Task brief>
Across the listing that follows, work out how many lines carry the string "background". Provide that number and nothing else.

Data in this exercise>
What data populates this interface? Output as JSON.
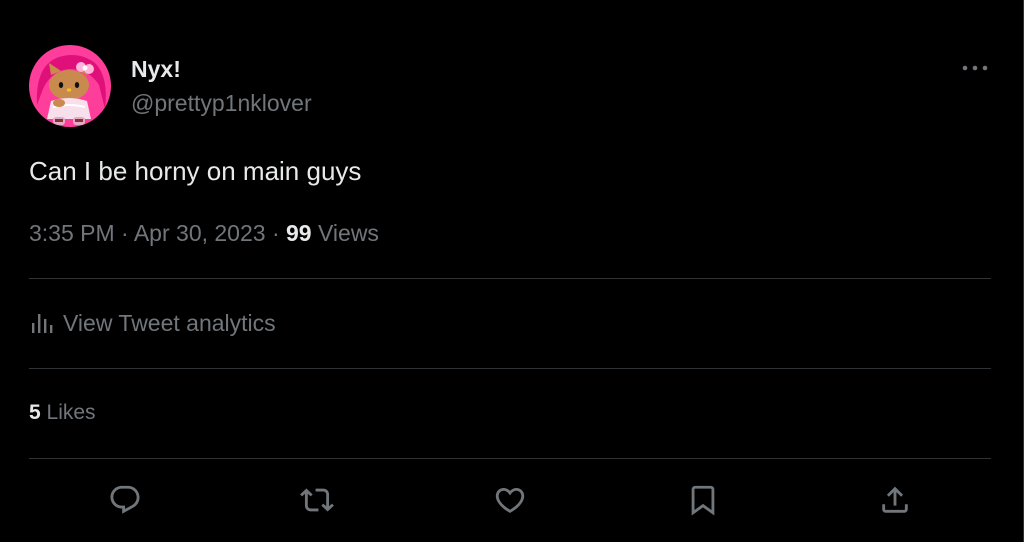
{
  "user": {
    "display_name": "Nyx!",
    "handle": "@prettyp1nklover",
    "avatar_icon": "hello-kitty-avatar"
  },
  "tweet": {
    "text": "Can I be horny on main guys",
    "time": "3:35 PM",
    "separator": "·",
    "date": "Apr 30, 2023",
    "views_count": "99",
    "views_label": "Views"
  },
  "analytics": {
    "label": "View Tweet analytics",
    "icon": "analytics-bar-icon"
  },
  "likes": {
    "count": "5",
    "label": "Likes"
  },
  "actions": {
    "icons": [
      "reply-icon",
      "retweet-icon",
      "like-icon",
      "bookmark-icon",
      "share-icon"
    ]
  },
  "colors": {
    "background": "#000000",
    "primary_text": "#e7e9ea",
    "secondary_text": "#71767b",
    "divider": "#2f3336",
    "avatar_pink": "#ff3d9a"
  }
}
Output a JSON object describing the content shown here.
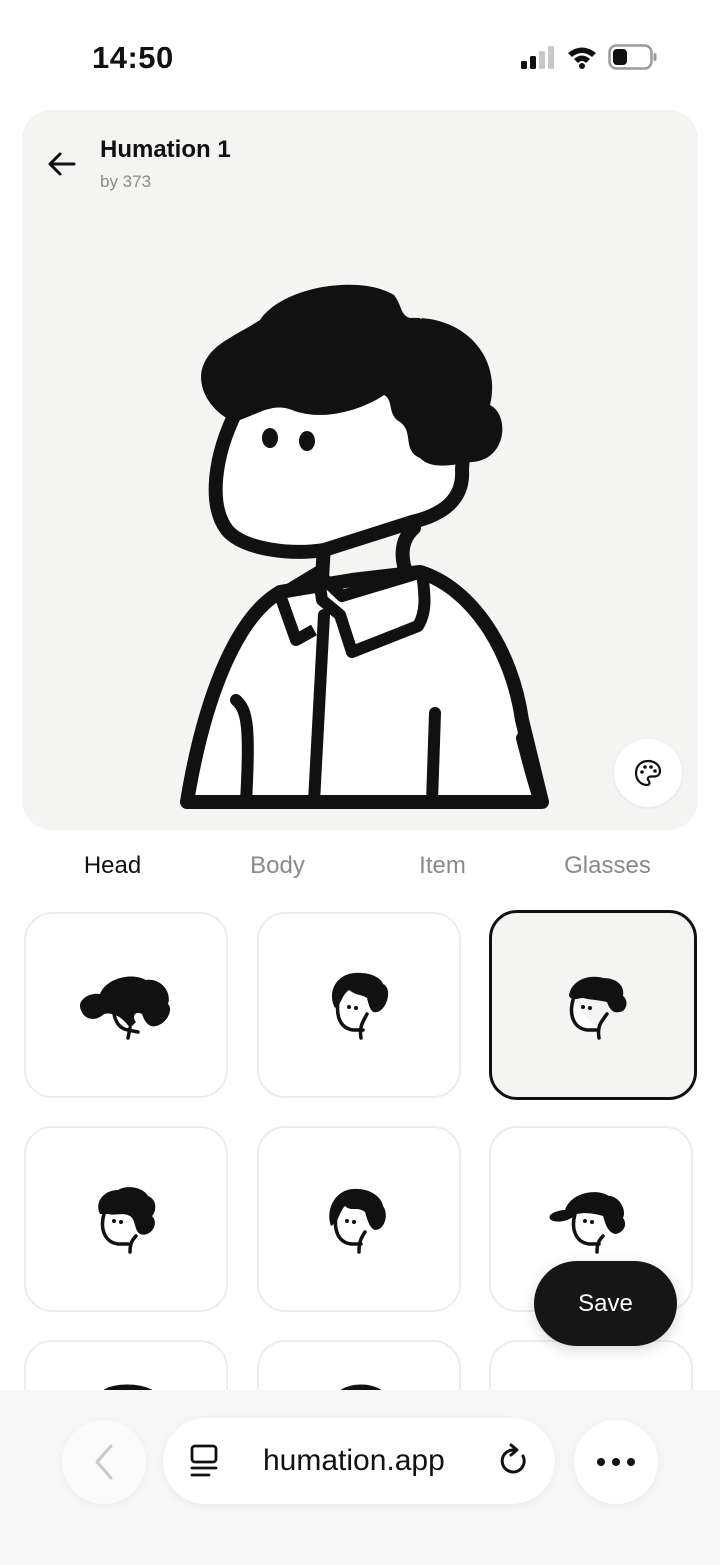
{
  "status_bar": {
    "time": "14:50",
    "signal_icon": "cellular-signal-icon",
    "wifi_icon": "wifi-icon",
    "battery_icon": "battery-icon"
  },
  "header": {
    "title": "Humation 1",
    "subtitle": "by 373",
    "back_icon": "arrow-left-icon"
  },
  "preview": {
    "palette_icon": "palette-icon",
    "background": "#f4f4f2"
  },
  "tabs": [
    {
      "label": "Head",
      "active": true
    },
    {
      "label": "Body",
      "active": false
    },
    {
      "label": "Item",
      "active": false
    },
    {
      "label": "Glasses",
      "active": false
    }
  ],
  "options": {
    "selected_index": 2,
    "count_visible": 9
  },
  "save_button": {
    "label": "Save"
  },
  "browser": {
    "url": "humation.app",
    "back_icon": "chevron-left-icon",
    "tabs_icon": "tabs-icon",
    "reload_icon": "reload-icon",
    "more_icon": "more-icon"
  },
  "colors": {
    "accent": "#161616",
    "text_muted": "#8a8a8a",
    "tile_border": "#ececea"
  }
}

Task result>
2